a dove, red blood as red wine 

stains white snow, the hunter to the

hare, his hands untwisting 

chains to be tossed around her

neck;

though she was a sight, the last of her

sunken body dripping with wild thought

not fearing the bite of his blade,

and not seeking any shore, she

looked at her ruin soberly

and stone-faced, as though her throne

still sat beneath her, she held the snakes 

in the same way death held her.

Now is the time to drink, to stain

her veins black and stain the streets, as 

Octavian leads, to pour our wine while

Cleopatra drinks her venom, all

in triumph.

 

Note: I approached the Cleopatra Ode as a translation of the rushing and twisting movement in the narrative and sound of the original Latin. I decided to replace the stanza structure with a continuous form and to focus on parallels in language that keep the poem moving and turning. I followed the hawk/dove and hunter/hare parallel and let it carry me to “she held the snakes / in the same way death held her.” As the original begins literally with “now drinking is to be done,” I wanted to tap into the parallels of being drunk on celebration, drunk with war, and drinking poison. It was a way I felt I could connect pieces of the poem and introduce new words while moving alongside the original rather than away from it. I aimed to not delete or add so much as mold what was already there in a new way: a personal favorite would be “luck liquified in her head, then spilled / out with the water that sunk her ships,” which combines separate but connected images crossing two stanzas in the original. 

 

Translation by Brenna Macaray

Horace, Ode 1

Now we must drink, now we must beat

the earth with feet flying  —

bless war with revelry, our libations wild 

with dancing now — when 

no wild mirth could live 

while still lived the mad queen.

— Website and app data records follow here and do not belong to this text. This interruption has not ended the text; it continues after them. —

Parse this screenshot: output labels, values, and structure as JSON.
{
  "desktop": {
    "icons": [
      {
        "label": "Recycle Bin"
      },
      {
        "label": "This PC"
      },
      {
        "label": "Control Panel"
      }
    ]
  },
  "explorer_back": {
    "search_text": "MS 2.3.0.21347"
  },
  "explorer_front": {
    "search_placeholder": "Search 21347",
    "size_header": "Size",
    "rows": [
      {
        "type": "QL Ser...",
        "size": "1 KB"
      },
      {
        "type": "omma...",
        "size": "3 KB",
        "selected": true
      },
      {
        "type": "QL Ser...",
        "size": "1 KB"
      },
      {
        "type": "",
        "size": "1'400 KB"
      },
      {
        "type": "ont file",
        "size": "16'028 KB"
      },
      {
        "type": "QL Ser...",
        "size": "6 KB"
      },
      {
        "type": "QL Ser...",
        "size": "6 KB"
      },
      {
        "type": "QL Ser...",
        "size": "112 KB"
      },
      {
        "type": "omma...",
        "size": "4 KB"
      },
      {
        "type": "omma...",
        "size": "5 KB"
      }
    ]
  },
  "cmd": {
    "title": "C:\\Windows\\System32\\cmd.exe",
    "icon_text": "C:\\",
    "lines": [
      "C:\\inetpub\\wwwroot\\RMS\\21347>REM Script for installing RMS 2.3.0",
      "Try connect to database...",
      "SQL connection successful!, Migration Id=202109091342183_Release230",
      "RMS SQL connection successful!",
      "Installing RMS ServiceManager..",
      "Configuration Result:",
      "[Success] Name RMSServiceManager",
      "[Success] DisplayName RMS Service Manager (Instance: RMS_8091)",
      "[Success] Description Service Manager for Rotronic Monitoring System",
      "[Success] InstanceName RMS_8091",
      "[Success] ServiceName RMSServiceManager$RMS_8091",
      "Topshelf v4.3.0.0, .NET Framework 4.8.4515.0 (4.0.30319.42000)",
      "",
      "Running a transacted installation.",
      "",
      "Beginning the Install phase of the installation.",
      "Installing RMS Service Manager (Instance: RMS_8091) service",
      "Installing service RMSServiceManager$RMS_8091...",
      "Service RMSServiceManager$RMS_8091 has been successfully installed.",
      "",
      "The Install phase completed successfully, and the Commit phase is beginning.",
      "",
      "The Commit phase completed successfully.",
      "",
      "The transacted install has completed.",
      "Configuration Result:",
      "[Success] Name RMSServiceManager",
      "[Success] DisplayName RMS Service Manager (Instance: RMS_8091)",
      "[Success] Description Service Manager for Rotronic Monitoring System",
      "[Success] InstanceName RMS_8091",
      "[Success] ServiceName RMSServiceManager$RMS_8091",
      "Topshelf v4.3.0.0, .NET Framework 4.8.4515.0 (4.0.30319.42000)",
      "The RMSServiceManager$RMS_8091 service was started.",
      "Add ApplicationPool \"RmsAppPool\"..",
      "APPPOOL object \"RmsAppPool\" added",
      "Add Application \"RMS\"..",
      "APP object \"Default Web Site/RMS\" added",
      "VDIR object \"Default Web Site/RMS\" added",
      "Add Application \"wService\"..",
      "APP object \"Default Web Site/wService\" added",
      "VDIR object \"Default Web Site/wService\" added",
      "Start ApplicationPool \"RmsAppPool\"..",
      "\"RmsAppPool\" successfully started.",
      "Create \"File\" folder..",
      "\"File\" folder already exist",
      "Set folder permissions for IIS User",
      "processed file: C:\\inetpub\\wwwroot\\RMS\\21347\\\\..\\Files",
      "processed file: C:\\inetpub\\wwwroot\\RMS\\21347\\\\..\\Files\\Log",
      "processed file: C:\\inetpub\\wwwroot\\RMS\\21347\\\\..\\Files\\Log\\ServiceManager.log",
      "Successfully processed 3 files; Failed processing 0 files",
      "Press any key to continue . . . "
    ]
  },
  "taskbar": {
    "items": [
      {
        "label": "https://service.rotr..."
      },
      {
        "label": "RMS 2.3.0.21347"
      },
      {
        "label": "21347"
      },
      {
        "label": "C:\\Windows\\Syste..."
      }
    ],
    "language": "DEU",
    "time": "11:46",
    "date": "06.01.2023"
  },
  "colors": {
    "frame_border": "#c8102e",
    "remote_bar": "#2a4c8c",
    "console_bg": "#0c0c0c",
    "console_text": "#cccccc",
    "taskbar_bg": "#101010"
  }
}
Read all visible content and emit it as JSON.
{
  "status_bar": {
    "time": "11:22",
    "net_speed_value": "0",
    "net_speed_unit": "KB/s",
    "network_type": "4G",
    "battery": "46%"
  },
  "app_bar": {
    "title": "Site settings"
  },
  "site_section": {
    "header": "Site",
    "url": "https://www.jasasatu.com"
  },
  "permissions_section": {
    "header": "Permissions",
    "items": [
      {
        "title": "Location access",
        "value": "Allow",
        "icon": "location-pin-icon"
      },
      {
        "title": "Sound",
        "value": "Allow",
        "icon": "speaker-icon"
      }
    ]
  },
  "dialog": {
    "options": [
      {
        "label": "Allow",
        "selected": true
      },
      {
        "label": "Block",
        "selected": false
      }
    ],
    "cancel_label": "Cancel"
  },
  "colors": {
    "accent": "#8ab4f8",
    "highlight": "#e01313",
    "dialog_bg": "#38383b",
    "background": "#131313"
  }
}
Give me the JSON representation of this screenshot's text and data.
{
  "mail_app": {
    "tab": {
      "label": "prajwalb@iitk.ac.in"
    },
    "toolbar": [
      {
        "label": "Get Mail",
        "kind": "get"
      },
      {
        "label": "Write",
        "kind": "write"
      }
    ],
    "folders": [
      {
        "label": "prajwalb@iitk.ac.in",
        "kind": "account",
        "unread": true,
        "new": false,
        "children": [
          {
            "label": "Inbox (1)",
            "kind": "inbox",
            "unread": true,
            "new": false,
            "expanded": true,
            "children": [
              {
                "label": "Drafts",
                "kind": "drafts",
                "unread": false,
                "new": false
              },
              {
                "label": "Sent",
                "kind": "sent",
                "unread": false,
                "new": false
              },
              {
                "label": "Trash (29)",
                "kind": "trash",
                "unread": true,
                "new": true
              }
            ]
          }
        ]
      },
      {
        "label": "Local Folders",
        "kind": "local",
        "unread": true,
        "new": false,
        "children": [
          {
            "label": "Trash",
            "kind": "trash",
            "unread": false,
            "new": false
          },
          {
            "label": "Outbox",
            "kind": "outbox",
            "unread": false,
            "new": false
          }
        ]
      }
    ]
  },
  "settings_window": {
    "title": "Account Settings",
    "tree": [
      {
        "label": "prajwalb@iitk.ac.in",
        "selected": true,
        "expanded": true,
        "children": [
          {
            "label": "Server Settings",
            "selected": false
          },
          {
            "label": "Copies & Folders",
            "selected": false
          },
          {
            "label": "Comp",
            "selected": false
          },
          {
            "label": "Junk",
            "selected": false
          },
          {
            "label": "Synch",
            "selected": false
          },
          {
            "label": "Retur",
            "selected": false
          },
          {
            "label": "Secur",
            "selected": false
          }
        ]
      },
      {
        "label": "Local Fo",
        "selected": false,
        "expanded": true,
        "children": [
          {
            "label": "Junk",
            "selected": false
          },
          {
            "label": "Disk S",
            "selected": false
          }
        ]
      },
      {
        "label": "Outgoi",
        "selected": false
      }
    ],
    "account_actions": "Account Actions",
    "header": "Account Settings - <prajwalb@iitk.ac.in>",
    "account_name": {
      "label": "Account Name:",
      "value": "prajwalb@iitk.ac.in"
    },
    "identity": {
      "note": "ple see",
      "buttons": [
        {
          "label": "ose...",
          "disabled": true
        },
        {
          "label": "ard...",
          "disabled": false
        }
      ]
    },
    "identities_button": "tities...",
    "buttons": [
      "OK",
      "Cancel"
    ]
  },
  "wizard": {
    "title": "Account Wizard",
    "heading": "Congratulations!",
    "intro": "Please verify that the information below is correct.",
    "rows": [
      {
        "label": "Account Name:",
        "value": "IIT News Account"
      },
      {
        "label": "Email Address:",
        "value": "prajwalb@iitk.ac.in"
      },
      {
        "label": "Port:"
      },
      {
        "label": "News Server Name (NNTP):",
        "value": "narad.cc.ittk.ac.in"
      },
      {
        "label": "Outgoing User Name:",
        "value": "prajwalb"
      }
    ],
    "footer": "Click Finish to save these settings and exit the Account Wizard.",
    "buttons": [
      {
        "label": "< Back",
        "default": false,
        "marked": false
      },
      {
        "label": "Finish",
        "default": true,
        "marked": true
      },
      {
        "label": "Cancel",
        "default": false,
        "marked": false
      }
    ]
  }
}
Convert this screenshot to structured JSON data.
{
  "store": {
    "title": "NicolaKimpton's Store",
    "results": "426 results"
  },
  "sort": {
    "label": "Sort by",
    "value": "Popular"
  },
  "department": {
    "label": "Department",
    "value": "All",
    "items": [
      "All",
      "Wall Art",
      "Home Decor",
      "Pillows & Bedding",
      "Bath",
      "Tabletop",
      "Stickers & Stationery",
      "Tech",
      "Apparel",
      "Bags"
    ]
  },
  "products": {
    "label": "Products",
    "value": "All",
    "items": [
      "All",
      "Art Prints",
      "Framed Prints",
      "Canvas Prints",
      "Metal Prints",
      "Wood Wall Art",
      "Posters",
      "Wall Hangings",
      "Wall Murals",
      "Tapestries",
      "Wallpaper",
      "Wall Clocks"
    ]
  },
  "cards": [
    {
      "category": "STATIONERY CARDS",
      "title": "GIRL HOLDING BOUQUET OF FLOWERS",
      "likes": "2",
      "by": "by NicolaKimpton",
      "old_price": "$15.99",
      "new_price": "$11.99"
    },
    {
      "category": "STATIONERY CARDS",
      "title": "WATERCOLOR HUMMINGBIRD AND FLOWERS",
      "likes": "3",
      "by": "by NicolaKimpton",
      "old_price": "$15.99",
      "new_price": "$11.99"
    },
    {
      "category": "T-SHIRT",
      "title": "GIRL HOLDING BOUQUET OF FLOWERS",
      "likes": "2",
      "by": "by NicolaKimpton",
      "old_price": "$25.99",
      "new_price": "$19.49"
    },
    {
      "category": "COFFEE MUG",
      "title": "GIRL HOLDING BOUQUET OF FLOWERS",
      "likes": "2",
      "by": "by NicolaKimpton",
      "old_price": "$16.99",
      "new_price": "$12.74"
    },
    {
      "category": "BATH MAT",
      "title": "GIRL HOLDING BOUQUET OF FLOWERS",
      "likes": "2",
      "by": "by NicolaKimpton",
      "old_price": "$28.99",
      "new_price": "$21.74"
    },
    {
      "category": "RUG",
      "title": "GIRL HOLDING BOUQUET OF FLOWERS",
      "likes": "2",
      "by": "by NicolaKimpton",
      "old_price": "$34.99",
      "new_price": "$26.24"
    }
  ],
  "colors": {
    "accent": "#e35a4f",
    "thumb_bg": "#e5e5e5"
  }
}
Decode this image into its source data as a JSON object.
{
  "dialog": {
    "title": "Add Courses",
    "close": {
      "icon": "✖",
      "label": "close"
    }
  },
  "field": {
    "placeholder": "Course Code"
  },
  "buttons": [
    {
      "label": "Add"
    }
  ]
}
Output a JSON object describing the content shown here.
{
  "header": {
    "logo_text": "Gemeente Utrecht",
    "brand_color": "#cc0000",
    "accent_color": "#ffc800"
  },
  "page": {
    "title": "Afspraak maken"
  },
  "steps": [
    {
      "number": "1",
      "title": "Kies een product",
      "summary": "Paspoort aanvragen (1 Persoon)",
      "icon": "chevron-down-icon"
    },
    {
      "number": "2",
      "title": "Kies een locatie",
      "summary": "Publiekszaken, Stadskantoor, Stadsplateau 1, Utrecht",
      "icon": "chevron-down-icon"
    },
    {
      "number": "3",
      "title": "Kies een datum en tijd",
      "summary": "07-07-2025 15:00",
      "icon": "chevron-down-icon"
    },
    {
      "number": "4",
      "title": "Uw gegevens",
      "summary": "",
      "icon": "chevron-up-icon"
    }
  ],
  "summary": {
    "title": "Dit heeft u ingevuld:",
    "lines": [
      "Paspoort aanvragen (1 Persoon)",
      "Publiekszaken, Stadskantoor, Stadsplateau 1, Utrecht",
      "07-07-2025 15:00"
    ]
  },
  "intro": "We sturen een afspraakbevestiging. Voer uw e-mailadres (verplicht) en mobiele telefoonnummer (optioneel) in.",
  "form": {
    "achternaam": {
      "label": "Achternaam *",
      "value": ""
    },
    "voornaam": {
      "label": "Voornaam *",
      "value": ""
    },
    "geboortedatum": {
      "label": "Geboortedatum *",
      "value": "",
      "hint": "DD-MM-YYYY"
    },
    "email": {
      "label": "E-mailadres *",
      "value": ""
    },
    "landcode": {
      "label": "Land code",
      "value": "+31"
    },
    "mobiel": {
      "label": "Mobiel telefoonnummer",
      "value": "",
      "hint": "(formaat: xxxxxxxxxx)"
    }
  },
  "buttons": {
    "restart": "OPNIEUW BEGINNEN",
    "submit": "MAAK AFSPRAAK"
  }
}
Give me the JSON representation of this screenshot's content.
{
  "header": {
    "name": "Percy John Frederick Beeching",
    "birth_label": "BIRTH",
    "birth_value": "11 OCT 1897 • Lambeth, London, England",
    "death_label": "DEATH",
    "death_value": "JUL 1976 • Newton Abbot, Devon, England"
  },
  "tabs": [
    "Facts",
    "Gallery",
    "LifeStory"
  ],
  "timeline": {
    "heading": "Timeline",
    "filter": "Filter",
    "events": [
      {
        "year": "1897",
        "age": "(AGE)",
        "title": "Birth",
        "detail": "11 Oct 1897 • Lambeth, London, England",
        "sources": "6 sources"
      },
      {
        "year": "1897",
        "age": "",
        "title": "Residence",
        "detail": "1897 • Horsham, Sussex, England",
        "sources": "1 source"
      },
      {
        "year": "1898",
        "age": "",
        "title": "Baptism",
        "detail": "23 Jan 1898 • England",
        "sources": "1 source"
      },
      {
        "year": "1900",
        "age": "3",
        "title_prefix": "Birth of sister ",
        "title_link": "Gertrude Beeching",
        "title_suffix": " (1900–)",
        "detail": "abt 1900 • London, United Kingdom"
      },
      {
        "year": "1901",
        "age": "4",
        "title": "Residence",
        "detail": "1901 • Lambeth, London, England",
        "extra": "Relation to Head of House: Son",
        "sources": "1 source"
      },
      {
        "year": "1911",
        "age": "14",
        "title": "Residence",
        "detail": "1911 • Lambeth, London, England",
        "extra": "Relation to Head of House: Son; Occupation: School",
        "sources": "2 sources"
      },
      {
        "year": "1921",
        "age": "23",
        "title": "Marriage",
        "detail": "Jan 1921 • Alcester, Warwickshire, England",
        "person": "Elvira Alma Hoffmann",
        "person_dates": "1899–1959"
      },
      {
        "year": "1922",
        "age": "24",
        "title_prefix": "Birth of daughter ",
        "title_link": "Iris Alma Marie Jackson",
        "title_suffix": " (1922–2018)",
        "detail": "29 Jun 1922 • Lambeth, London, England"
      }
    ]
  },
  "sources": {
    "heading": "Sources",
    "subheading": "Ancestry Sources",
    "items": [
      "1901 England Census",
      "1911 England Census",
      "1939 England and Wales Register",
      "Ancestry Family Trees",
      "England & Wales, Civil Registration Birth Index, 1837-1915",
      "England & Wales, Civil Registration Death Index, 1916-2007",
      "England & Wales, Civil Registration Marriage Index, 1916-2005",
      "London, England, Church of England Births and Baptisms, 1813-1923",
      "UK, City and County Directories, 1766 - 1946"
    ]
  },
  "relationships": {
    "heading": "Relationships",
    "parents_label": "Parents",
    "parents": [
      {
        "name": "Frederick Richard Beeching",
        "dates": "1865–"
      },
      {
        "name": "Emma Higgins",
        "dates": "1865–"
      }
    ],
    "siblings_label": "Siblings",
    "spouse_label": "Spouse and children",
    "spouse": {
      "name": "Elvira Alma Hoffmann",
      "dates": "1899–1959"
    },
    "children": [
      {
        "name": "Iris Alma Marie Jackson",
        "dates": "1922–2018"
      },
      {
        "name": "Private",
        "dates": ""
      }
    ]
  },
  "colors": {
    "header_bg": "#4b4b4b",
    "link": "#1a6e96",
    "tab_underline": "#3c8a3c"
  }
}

Her stomach hungering for destruction,

devastation in her wake 

with her rabid herd, she led onward

repulsiveness itself:

Honey-thick luck on her lips, pouring 

from out of her mouth —

How her eyes focused from

their intoxicated madness too late:

when one by one her ships sank

so did her whirling frenzy 

as fury sliced the air, hawklike

to pierce doves’ wings and hares’ throats 

with talon-chains and draw thick blood,

a monstrous Thing.

The hare’s red eyes, unblinking 

stare back into that void.

Her beating heart drinks fang-poison —

blood and breath mere elements 

transformed, to fuel her steely radiance.

No talons will pierce this throat and drag the limp 

carcass away, 

it buries itself in the dark earth,

triumphant. 

Note: With this translation, I wanted to allow myself more divergence from the original for a couple of reasons — this poem has been translated into English many times over, and I wanted to bring across an essence of intensity that I thought could most effectively be achieved by going in a more “modern” direction. To me, the standout aspect of the original was its tension and pure vigor, and the shift in the poem towards a portrayal of Cleopatra as blood-chillingly calm and resolved in the end, triumphant in death. I abstracted Caesar himself into his metaphor, more a force than a character, because I wanted the focus here to be that force, both on his side and Cleopatra’s. Cleopatra’s transformation and character, I tried to portray with as much punch as I could. Above all, what I wanted to bring to the front in my translation was the original’s intensity of language, and I tried to take the end of the poem as solidly in that direction as I could, using the strength of the original imagery.